:: Task to complete ::
Copy, from the entries below, each line where the word "Python" can be found.

=== Section Start ===

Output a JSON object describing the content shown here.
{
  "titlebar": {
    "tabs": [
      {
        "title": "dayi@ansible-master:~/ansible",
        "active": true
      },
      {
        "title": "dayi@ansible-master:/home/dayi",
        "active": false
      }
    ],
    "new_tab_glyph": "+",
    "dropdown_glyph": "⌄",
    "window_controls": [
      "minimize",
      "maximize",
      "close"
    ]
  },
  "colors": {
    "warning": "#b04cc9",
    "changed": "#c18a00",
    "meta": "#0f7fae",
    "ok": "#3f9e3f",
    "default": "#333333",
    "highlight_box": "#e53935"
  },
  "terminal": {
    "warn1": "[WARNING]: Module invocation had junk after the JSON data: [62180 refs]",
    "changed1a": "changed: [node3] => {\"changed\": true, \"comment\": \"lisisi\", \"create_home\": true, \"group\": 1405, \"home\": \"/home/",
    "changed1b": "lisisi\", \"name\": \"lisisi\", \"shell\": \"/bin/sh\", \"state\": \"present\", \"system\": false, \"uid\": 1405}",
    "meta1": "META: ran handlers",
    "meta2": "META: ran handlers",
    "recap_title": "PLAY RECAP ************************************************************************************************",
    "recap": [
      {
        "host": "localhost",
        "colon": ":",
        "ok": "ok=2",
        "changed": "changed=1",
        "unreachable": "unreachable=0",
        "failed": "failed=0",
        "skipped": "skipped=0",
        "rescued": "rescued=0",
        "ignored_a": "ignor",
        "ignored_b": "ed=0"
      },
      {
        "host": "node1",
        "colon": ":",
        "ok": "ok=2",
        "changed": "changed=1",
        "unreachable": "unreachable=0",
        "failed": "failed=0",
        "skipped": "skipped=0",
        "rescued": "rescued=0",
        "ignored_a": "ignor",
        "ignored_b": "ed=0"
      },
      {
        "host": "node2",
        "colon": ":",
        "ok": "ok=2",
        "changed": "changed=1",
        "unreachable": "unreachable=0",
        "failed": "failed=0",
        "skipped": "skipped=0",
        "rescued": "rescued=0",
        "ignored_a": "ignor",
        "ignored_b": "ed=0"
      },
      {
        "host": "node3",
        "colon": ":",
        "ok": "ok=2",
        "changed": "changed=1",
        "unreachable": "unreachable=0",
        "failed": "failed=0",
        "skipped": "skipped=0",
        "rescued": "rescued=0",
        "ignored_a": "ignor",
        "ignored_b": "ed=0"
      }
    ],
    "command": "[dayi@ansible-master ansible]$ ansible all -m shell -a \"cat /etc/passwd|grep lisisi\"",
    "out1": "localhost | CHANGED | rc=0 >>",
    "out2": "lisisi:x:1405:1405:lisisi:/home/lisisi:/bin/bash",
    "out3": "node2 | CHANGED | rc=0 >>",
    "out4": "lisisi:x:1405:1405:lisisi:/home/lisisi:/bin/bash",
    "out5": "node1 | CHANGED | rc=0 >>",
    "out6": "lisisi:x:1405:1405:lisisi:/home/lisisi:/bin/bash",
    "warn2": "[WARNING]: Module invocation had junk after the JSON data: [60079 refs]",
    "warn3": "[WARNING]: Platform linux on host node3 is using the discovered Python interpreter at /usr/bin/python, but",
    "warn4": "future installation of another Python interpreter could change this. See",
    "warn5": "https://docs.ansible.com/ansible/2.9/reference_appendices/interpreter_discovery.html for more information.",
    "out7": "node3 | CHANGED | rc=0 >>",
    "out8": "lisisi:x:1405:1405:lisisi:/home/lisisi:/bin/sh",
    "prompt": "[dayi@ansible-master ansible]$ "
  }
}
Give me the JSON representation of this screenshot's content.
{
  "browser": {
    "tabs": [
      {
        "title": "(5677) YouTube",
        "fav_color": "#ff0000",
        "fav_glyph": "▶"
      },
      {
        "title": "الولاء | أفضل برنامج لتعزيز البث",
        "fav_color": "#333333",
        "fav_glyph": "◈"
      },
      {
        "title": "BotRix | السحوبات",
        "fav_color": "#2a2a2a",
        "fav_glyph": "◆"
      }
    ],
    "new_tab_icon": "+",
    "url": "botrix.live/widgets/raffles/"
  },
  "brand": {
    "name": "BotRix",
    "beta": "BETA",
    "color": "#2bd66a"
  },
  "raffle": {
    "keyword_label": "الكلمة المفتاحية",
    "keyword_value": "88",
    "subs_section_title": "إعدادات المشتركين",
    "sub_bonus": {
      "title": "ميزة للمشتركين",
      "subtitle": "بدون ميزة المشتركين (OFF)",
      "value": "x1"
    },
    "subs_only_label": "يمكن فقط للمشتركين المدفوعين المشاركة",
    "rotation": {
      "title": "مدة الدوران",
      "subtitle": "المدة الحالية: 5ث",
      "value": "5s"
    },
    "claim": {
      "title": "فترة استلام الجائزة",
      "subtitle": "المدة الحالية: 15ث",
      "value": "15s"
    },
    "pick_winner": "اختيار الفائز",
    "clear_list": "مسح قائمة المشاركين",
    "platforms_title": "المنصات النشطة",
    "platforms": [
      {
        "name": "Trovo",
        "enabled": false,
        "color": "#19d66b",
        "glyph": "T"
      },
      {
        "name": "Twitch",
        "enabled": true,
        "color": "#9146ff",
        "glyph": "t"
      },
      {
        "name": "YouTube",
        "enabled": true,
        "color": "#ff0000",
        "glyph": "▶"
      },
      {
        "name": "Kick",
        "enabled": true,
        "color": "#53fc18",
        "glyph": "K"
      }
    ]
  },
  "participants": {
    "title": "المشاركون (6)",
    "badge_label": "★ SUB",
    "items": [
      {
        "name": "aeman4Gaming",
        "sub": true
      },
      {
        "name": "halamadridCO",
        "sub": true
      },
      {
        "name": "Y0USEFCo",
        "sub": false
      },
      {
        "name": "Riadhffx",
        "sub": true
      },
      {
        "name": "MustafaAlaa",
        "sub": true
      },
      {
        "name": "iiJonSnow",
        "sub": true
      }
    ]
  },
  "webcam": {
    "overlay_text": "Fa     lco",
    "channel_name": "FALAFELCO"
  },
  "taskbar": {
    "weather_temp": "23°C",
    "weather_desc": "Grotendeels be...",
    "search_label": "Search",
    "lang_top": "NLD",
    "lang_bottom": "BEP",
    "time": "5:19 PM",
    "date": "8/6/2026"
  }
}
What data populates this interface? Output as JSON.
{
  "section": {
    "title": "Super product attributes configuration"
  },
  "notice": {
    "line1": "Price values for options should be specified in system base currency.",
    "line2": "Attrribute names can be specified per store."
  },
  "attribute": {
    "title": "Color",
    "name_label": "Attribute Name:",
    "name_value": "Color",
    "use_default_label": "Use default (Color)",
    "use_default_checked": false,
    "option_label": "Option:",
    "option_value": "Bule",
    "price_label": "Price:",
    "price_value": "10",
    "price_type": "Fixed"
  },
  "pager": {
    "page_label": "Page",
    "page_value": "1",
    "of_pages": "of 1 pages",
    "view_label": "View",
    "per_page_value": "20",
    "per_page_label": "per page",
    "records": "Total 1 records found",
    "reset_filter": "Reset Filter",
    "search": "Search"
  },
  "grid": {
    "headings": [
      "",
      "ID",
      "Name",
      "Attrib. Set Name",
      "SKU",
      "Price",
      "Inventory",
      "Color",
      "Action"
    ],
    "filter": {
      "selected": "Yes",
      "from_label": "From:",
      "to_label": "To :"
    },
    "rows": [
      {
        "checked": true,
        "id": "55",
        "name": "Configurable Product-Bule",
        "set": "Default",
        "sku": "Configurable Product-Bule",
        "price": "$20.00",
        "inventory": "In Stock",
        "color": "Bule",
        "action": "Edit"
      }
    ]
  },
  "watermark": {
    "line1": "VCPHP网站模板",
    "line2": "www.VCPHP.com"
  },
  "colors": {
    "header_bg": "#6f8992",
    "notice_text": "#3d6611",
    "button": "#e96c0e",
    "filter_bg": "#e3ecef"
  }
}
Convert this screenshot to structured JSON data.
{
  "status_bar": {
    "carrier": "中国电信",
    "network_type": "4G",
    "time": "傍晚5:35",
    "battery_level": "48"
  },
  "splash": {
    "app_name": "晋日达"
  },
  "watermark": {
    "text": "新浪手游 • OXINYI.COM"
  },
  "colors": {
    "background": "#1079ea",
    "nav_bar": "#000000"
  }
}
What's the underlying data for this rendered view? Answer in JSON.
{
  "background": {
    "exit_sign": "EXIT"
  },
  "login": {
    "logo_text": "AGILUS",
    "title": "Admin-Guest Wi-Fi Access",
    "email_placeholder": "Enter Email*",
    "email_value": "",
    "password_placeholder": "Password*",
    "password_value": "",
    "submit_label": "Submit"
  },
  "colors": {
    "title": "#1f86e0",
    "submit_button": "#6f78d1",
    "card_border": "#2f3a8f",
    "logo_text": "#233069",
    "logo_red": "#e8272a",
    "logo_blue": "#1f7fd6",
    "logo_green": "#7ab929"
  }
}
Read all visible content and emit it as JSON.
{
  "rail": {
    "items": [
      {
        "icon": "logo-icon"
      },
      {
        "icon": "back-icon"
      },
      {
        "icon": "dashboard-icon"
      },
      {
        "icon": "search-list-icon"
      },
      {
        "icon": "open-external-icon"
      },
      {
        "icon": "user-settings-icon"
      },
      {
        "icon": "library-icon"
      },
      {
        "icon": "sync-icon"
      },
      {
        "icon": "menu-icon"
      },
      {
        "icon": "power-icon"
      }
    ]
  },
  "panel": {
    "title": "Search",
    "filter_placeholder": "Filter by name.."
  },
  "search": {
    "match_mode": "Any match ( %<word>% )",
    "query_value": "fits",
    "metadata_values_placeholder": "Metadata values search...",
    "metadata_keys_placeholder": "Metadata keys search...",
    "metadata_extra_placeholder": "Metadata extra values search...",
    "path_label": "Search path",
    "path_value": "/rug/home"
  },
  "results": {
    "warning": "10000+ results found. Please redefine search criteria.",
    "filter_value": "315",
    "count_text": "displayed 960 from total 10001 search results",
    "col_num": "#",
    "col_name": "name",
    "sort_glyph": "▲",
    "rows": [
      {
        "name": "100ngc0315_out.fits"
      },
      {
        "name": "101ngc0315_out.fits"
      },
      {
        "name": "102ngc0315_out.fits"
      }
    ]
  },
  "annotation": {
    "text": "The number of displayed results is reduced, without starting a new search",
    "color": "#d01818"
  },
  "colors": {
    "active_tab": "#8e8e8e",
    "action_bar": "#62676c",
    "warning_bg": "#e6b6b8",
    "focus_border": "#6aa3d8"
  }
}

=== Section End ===

:: Task solution ::
    "warn3": "[WARNING]: Platform linux on host node3 is using the discovered Python interpreter at /usr/bin/python, but",
    "warn4": "future installation of another Python interpreter could change this. See",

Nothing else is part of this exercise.